The TV example above is quite straightforward. The difference in the products is quite easy to see. Other product changes could be more challenging. The biggest challenge is the growth in the number of elements used in a higher number of devices with more complex functions. The materials science and technology is improving all of the time, which means that smaller amounts of these elements can be used in a component or alloy. This means valuable commodities are more dispersed and harder to extract.

How will rare earths play into waste electrical and electronic equipment (WEEE) commodities recovery in the future?

Right now, I am not sure they will. The evidence to date seems to indicate that industry response to price pressure will result in greater resource efficiency, changes in design and material substitution. Although there have been big announcements made by companies like Apple who say they intend to stop using mined rare earths, I think we’re all in a “watch this” space on this topic.

At E-Scrap 2017, Downes will be joined by Bob Johnson of the National Association for Information Destruction (NAID), Jason Linnell of the National Center for Electronics Recycling (NCER) and David Daoud of Compliance Standards in a plenary session titled “What’s Trending Now,” which will be held Tuesday, Sept. 19.
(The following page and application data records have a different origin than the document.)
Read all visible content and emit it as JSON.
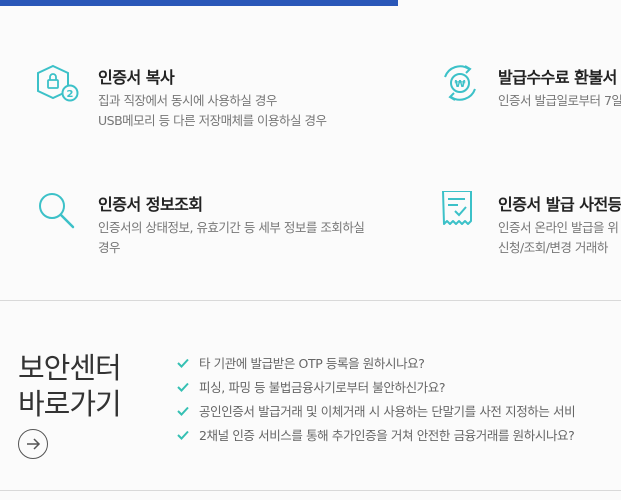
{
  "colors": {
    "accent": "#2a57b8",
    "icon_teal": "#3cc1c8",
    "check_teal": "#35c0b3"
  },
  "services": [
    {
      "icon": "certificate-copy-icon",
      "title": "인증서 복사",
      "desc": "집과 직장에서 동시에 사용하실 경우\nUSB메모리 등 다른 저장매체를 이용하실 경우"
    },
    {
      "icon": "fee-refund-icon",
      "title": "발급수수료 환불서",
      "desc": "인증서 발급일로부터 7일"
    },
    {
      "icon": "search-icon",
      "title": "인증서 정보조회",
      "desc": "인증서의 상태정보, 유효기간 등 세부 정보를 조회하실\n경우"
    },
    {
      "icon": "document-check-icon",
      "title": "인증서 발급 사전등",
      "desc": "인증서 온라인 발급을 위\n신청/조회/변경 거래하"
    }
  ],
  "security": {
    "title": "보안센터\n바로가기",
    "items": [
      "타 기관에 발급받은 OTP 등록을 원하시나요?",
      "피싱, 파밍 등 불법금융사기로부터 불안하신가요?",
      "공인인증서 발급거래 및 이체거래 시 사용하는 단말기를 사전 지정하는 서비",
      "2채널 인증 서비스를 통해 추가인증을 거쳐 안전한 금융거래를 원하시나요?"
    ]
  }
}
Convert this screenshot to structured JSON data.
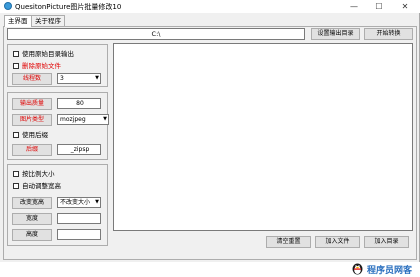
{
  "window": {
    "title": "QuesitonPicture图片批量修改10",
    "controls": {
      "minimize": "—",
      "maximize": "☐",
      "close": "✕"
    }
  },
  "tabs": [
    {
      "label": "主界面",
      "active": true
    },
    {
      "label": "关于程序",
      "active": false
    }
  ],
  "top": {
    "output_dir_value": "C:\\",
    "set_output_dir_label": "设置输出目录",
    "start_convert_label": "开始转换"
  },
  "left": {
    "use_original_dir_label": "使用原始目录输出",
    "delete_original_label": "删除原始文件",
    "thread_count_button": "线程数",
    "thread_count_value": "3",
    "output_quality_button": "输出质量",
    "output_quality_value": "80",
    "image_type_button": "图片类型",
    "image_type_value": "mozjpeg",
    "use_suffix_label": "使用后缀",
    "suffix_button": "后缀",
    "suffix_value": "_zipsp",
    "scale_size_label": "按比例大小",
    "auto_adjust_label": "自动调整宽高",
    "change_wh_button": "改变宽高",
    "change_wh_value": "不改变大小",
    "width_button": "宽度",
    "width_value": "",
    "height_button": "高度",
    "height_value": ""
  },
  "bottom": {
    "clear_reset_label": "清空重置",
    "add_file_label": "加入文件",
    "add_dir_label": "加入目录"
  },
  "watermark": {
    "text": "程序员网客"
  },
  "colors": {
    "warning_text": "#e00000",
    "watermark_text": "#2a6fbf"
  }
}
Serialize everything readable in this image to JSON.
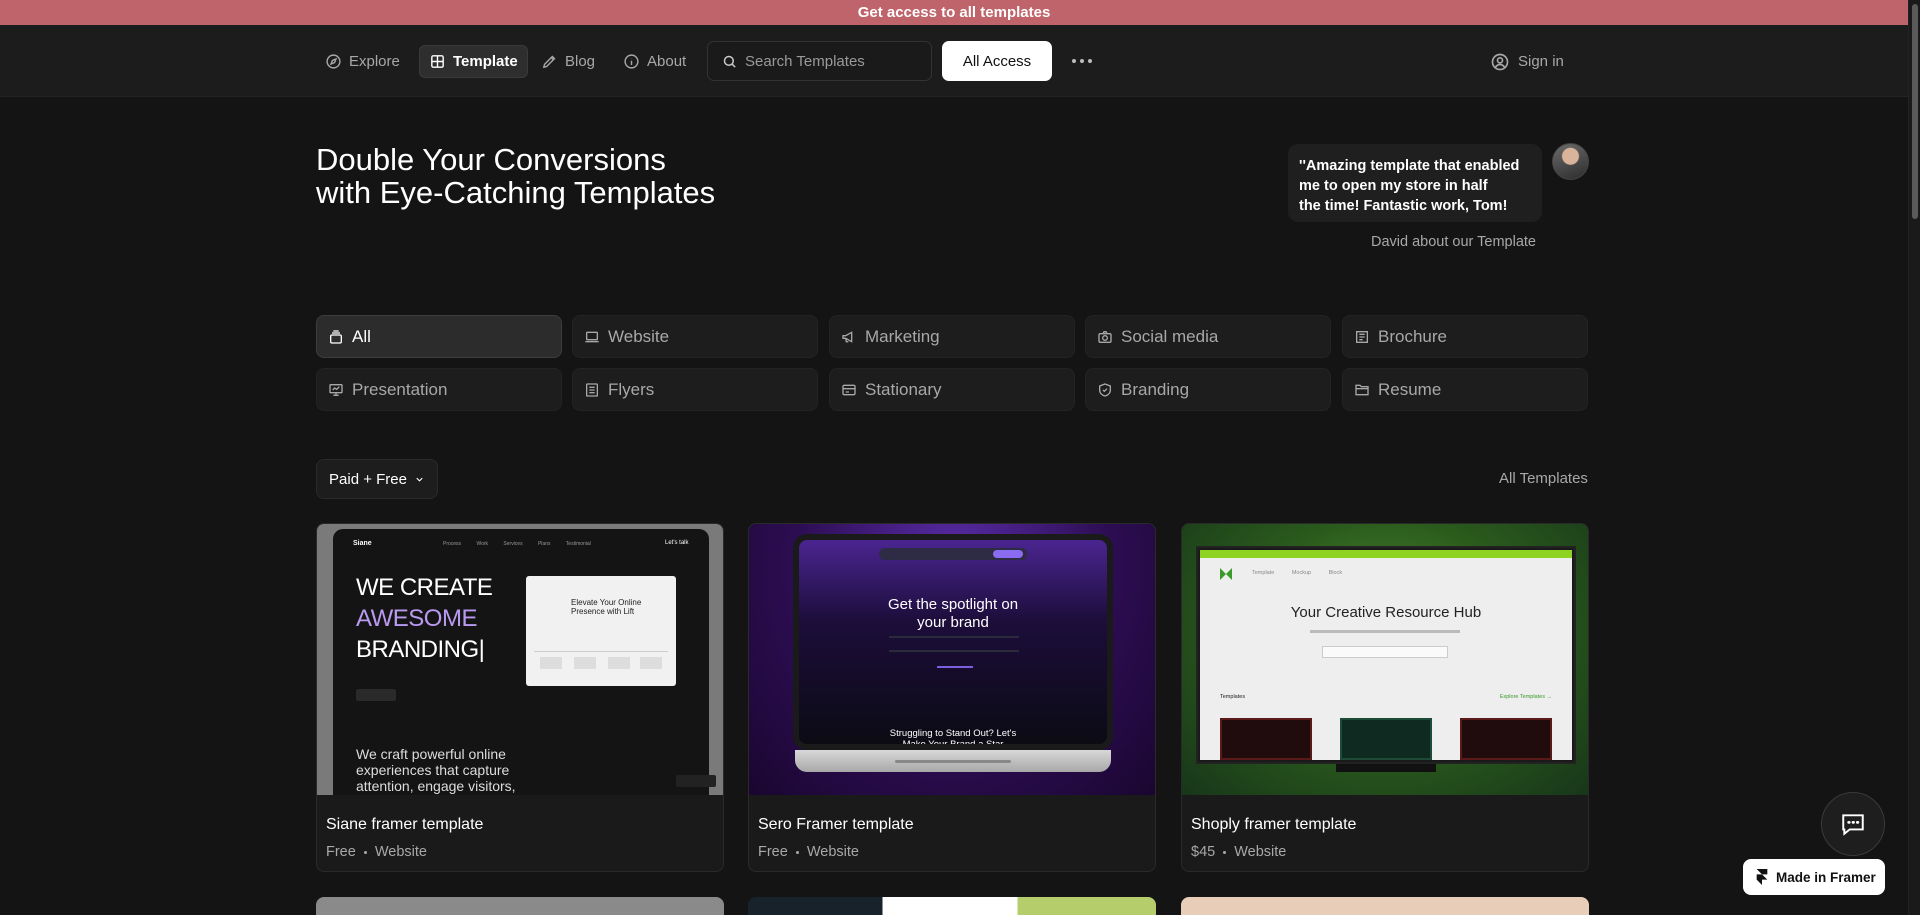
{
  "banner": {
    "text": "Get access to all templates"
  },
  "nav": {
    "items": [
      {
        "label": "Explore",
        "icon": "compass-icon",
        "active": false
      },
      {
        "label": "Template",
        "icon": "grid-icon",
        "active": true
      },
      {
        "label": "Blog",
        "icon": "pen-icon",
        "active": false
      },
      {
        "label": "About",
        "icon": "info-icon",
        "active": false
      }
    ],
    "search_placeholder": "Search Templates",
    "all_access_label": "All Access",
    "signin_label": "Sign in"
  },
  "hero": {
    "line1": "Double Your Conversions",
    "line2": "with Eye-Catching Templates",
    "quote_line1": "''Amazing template that enabled",
    "quote_line2": "me to open my store in half",
    "quote_line3": "the time! Fantastic work, Tom!",
    "quote_author": "David about our Template"
  },
  "categories": [
    {
      "label": "All",
      "icon": "stack-icon",
      "active": true
    },
    {
      "label": "Website",
      "icon": "laptop-icon",
      "active": false
    },
    {
      "label": "Marketing",
      "icon": "megaphone-icon",
      "active": false
    },
    {
      "label": "Social media",
      "icon": "camera-icon",
      "active": false
    },
    {
      "label": "Brochure",
      "icon": "brochure-icon",
      "active": false
    },
    {
      "label": "Presentation",
      "icon": "presentation-icon",
      "active": false
    },
    {
      "label": "Flyers",
      "icon": "flyer-icon",
      "active": false
    },
    {
      "label": "Stationary",
      "icon": "card-icon",
      "active": false
    },
    {
      "label": "Branding",
      "icon": "shield-icon",
      "active": false
    },
    {
      "label": "Resume",
      "icon": "folder-icon",
      "active": false
    }
  ],
  "filter": {
    "label": "Paid + Free",
    "all_templates_label": "All Templates"
  },
  "cards": [
    {
      "name": "Siane framer template",
      "price": "Free",
      "type": "Website",
      "preview": {
        "logo": "Siane",
        "links": "Process Work Services Plans Testimonial",
        "cta": "Let's talk",
        "line1": "WE CREATE",
        "line2": "AWESOME",
        "line3": "BRANDING|",
        "panel_title": "Elevate Your Online Presence with Lift",
        "para": "We craft powerful online experiences that capture attention, engage visitors,"
      }
    },
    {
      "name": "Sero Framer template",
      "price": "Free",
      "type": "Website",
      "preview": {
        "title": "Get the spotlight on your brand",
        "subtitle": "Struggling to Stand Out? Let's Make Your Brand a Star"
      }
    },
    {
      "name": "Shoply framer template",
      "price": "$45",
      "type": "Website",
      "preview": {
        "links": "Template Mockup Block",
        "title": "Your Creative Resource Hub",
        "section": "Templates",
        "explore": "Explore Templates →"
      }
    }
  ],
  "footer": {
    "made_in_framer": "Made in Framer"
  },
  "colors": {
    "banner": "#c0646b",
    "background": "#141414",
    "accent_purple": "#b99af0",
    "accent_green": "#8ed321"
  }
}
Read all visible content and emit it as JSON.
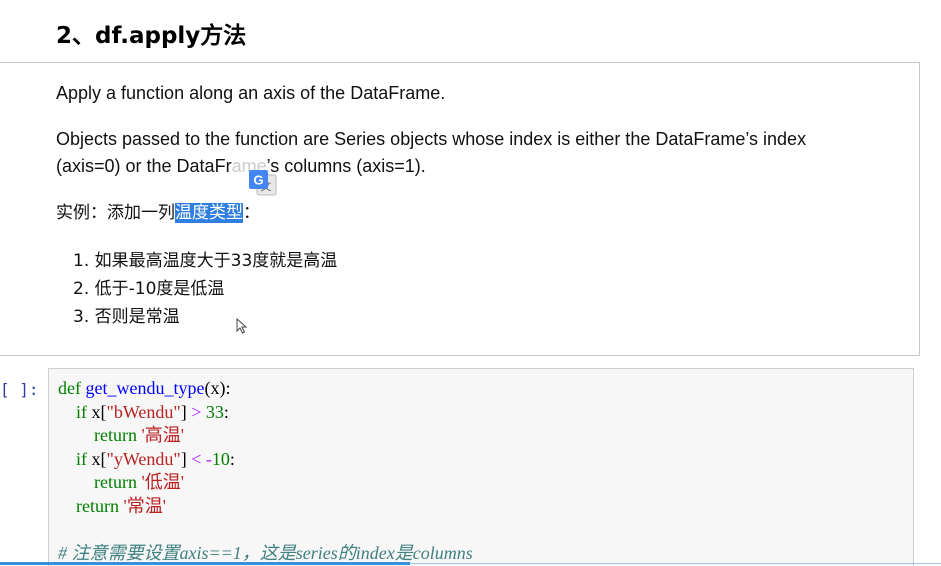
{
  "heading": "2、df.apply方法",
  "markdown": {
    "p1": "Apply a function along an axis of the DataFrame.",
    "p2_line1": "Objects passed to the function are Series objects whose index is either the DataFrame’s index",
    "p2_line2_a": "(axis=0) or the DataFr",
    "p2_line2_hidden": "ame",
    "p2_line2_b": "’s columns (axis=1).",
    "p3_prefix": "实例：添加一列",
    "p3_highlight": "温度类型",
    "p3_suffix": "：",
    "list": [
      "1. 如果最高温度大于33度就是高温",
      "2. 低于-10度是低温",
      "3. 否则是常温"
    ]
  },
  "icons": {
    "translate": "google-translate-icon",
    "cursor": "mouse-cursor-icon"
  },
  "code_cell": {
    "prompt": "[ ]:",
    "line1": {
      "kw": "def",
      "fn": "get_wendu_type",
      "rest": "(x):"
    },
    "line2": {
      "kw": "if",
      "a": " x[",
      "str": "\"bWendu\"",
      "b": "] ",
      "op": ">",
      "c": " ",
      "num": "33",
      "d": ":"
    },
    "line3": {
      "kw": "return",
      "str": "'高温'"
    },
    "line4": {
      "kw": "if",
      "a": " x[",
      "str": "\"yWendu\"",
      "b": "] ",
      "op": "<",
      "c": " ",
      "op2": "-",
      "num": "10",
      "d": ":"
    },
    "line5": {
      "kw": "return",
      "str": "'低温'"
    },
    "line6": {
      "kw": "return",
      "str": "'常温'"
    },
    "comment": "# 注意需要设置axis==1，这是series的index是columns"
  },
  "colors": {
    "highlight": "#2f7fe0",
    "keyword": "#008000",
    "function": "#0000ff",
    "string": "#ba2121",
    "comment": "#408080"
  }
}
E-Scrap 2017 is set for Sept. 18-20 at the Omni Orlando Resort at ChampionsGate, Orlando, Florida. Last year’s conference welcomed more than 1,250 attendees from 48 states, seven Canadian provinces and 38 countries, and the trade show featured 130 exhibitors.